Search the material for the word "있습니다" and report each line where it turns up.

╭─ PROVIDED DATA

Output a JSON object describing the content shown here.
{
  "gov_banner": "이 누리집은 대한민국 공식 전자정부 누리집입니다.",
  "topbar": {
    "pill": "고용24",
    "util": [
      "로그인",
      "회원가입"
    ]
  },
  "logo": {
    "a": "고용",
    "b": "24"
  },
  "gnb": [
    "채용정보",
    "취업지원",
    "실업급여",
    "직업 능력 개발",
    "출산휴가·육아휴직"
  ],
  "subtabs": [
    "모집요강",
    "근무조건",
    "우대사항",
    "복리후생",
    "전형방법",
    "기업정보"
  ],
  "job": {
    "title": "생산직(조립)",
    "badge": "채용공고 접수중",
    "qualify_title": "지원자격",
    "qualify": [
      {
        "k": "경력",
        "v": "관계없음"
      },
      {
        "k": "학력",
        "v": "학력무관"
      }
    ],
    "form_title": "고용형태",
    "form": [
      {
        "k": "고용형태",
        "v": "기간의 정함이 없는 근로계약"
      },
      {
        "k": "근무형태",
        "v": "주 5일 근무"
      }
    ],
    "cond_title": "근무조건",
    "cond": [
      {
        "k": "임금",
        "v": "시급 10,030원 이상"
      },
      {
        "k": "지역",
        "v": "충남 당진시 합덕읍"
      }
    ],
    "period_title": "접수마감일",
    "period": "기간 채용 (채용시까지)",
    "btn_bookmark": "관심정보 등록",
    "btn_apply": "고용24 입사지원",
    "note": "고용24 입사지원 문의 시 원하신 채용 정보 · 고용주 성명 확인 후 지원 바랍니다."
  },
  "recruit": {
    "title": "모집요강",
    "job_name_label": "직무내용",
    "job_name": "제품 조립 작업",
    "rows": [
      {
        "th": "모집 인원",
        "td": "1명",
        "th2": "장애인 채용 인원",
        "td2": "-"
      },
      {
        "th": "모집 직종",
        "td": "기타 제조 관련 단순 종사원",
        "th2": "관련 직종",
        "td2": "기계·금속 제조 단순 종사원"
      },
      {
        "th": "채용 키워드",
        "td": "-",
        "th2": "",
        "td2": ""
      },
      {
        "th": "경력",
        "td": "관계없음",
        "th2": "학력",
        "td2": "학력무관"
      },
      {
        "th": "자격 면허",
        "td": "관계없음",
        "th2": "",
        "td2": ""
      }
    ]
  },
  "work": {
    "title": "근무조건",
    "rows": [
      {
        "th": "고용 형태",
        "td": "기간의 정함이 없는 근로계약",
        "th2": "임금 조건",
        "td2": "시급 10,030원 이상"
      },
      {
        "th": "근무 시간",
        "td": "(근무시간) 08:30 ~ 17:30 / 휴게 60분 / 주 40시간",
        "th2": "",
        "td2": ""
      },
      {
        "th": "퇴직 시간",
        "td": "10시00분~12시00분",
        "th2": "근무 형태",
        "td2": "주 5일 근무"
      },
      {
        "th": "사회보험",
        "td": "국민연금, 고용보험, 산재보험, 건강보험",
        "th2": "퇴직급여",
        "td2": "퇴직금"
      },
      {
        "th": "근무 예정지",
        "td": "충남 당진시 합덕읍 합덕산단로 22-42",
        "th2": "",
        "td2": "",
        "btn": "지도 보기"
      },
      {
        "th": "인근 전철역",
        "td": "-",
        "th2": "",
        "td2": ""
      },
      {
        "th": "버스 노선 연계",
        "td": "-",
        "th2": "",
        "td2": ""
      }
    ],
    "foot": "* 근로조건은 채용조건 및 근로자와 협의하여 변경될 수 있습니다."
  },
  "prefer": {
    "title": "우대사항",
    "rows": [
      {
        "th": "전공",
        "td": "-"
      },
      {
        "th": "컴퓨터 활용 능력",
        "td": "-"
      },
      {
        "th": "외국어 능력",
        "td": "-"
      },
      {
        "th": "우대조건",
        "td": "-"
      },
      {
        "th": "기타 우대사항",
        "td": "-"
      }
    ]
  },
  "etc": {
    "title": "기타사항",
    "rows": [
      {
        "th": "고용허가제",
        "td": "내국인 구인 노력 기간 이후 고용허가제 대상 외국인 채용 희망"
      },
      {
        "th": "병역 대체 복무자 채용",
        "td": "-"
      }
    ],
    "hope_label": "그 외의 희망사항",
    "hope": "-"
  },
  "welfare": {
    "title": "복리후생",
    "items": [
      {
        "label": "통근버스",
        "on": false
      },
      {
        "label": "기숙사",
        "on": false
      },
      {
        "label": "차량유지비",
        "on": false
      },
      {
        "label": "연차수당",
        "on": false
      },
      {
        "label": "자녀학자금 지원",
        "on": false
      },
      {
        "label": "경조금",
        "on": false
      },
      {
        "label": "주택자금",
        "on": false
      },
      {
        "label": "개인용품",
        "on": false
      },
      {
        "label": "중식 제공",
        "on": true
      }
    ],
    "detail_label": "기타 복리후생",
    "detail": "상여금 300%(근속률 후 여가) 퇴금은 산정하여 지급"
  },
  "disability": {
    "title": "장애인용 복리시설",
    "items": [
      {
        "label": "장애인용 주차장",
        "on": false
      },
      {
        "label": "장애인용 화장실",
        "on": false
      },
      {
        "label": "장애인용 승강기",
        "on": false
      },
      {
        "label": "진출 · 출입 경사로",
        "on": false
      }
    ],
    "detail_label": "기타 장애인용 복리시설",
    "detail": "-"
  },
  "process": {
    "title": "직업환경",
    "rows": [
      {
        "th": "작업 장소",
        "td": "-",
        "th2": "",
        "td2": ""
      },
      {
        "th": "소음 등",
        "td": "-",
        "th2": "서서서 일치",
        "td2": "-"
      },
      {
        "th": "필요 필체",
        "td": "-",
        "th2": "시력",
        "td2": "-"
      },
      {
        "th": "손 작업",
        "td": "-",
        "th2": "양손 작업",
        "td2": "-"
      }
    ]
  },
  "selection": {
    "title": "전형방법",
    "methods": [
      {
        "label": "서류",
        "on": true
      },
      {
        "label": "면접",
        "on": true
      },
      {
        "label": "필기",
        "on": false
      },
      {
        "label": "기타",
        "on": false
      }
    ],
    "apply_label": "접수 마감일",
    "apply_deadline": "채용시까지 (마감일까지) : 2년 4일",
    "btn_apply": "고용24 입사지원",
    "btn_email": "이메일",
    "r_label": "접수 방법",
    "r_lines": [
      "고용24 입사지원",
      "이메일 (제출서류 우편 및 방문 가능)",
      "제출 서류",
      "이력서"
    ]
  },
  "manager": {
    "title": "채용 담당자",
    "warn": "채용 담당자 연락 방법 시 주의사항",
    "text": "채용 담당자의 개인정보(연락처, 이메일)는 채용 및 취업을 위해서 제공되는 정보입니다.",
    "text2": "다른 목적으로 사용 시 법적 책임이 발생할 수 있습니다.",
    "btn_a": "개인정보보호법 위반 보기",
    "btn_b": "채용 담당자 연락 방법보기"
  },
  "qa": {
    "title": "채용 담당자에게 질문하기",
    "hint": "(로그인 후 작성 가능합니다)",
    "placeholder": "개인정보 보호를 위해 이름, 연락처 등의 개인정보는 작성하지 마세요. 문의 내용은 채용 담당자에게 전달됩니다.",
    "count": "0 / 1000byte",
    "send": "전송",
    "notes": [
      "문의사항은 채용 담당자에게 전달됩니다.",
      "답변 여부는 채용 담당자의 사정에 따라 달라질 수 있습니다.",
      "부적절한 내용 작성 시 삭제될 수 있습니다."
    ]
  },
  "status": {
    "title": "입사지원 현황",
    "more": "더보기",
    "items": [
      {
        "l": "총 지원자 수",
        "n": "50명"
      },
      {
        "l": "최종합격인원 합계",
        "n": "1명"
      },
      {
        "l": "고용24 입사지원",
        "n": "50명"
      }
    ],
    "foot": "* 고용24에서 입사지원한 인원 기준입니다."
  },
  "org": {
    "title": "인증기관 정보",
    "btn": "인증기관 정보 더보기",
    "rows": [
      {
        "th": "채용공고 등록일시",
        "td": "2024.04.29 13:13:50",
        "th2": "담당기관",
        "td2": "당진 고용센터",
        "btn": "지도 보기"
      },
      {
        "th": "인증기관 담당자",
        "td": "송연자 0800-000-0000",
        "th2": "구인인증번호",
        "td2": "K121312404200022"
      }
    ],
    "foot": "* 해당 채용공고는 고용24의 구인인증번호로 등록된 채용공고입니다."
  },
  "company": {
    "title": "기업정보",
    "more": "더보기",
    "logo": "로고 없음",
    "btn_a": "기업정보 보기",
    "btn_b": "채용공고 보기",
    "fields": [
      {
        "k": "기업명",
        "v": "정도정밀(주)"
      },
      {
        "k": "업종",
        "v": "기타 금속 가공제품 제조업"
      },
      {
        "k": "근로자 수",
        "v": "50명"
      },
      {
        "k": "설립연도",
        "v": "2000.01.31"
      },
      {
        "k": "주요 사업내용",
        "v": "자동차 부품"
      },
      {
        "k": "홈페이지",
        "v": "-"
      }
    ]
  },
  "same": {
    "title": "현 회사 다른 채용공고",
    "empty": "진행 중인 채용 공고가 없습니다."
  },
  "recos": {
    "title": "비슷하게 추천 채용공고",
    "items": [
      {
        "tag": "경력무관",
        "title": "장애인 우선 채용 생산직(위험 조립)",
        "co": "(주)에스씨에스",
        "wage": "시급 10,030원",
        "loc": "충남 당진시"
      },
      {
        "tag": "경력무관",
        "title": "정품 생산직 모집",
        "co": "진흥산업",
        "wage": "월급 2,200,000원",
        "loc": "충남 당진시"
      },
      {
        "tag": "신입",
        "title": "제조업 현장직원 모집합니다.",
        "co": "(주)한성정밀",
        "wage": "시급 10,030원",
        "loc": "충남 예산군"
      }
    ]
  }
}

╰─

## EXERCISE ANSWER
    "foot": "* 근로조건은 채용조건 및 근로자와 협의하여 변경될 수 있습니다."
    "text2": "다른 목적으로 사용 시 법적 책임이 발생할 수 있습니다.",
      "답변 여부는 채용 담당자의 사정에 따라 달라질 수 있습니다.",
      "부적절한 내용 작성 시 삭제될 수 있습니다."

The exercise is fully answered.